(Dataset entries)
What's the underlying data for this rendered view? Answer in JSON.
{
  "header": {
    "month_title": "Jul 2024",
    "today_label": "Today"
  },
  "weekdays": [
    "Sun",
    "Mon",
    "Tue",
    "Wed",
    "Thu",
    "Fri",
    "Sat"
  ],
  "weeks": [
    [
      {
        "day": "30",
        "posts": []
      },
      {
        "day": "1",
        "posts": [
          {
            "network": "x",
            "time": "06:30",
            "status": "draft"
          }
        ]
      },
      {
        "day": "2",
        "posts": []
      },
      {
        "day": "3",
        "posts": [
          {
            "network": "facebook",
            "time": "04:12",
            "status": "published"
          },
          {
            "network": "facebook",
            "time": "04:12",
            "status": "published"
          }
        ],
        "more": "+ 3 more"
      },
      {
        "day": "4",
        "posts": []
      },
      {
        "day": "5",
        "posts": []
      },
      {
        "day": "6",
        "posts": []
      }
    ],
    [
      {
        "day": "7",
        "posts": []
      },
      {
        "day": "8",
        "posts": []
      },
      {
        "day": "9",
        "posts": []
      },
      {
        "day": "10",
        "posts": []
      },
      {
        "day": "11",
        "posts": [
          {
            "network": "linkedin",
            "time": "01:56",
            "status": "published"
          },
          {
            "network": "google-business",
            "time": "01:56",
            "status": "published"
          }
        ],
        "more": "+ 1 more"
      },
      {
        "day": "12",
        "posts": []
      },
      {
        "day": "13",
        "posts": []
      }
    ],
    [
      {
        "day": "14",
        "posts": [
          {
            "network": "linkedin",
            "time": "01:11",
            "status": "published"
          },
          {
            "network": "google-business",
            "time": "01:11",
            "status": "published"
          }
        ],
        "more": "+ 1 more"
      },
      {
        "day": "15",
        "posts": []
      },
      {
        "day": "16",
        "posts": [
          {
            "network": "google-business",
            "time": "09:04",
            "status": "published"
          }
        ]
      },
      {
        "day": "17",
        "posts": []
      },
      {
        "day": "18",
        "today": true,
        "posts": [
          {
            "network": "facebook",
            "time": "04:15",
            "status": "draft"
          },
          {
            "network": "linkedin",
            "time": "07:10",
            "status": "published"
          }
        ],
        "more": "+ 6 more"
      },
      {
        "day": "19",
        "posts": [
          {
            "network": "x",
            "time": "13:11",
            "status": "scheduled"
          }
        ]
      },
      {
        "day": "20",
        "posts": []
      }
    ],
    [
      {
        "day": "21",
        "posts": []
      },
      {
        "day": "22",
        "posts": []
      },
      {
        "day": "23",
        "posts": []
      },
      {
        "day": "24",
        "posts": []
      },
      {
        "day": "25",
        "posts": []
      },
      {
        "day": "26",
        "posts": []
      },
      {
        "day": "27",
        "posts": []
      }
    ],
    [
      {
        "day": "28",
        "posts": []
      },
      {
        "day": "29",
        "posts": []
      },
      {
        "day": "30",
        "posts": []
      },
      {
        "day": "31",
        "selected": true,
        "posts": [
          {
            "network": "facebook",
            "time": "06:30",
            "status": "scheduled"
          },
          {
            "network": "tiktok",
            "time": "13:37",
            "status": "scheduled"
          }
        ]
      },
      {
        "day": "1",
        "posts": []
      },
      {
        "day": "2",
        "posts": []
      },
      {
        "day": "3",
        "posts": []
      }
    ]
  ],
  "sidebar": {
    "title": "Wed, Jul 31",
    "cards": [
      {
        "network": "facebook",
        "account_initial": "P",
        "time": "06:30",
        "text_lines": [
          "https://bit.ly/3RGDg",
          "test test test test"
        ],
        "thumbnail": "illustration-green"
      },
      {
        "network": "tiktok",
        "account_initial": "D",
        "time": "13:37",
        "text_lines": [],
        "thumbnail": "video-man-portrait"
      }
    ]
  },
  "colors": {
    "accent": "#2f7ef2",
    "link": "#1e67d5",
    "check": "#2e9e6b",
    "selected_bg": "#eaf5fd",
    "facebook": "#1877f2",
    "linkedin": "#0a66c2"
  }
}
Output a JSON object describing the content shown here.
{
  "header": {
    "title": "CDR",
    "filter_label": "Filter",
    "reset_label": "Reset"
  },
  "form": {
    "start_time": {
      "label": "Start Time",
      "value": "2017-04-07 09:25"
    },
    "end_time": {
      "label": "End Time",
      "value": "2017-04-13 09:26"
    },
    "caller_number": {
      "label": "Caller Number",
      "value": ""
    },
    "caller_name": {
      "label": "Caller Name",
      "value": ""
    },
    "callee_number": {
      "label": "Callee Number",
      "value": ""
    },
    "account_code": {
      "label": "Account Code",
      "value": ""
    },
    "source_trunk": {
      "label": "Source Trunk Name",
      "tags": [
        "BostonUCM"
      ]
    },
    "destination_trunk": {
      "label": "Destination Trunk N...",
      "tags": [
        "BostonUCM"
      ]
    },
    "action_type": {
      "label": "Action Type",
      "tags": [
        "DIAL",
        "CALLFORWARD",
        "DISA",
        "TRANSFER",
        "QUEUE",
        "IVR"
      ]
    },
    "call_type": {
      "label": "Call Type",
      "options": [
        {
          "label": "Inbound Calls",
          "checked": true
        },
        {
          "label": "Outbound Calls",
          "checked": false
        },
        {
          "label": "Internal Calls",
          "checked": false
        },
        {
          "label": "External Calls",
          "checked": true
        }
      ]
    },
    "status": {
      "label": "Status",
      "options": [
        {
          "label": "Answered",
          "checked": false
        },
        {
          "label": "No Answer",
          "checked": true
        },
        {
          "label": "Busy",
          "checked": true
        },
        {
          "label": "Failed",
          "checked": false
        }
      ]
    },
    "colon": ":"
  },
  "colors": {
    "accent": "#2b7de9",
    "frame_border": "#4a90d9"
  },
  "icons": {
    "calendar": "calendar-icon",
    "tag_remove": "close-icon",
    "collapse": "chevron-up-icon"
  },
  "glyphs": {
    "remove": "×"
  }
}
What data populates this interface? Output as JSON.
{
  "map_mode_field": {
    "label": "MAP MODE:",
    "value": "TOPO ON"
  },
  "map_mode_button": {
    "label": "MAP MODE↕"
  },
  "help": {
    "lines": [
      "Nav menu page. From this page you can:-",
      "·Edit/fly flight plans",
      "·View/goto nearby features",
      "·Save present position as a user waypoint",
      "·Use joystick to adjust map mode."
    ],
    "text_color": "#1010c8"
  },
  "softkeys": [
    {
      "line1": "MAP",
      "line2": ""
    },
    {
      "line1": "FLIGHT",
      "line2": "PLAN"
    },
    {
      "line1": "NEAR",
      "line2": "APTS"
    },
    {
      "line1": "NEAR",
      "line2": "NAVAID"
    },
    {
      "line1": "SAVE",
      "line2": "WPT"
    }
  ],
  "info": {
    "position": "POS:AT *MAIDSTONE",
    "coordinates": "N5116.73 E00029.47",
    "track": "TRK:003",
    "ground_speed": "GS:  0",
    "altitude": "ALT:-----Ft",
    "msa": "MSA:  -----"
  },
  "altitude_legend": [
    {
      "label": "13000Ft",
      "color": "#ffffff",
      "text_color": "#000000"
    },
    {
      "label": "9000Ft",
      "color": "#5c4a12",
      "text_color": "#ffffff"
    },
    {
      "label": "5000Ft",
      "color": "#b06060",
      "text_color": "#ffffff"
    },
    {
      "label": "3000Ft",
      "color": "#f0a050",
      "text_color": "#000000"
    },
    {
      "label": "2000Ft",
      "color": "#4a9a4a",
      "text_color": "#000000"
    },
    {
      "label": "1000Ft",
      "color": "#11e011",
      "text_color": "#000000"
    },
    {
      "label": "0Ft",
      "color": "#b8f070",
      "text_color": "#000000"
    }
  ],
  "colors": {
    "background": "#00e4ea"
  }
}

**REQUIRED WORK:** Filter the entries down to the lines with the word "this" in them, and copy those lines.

**RESULT:**
What's the underlying data for this rendered view? Answer in JSON.
What data populates this interface? Output as JSON.
      "Nav menu page. From this page you can:-",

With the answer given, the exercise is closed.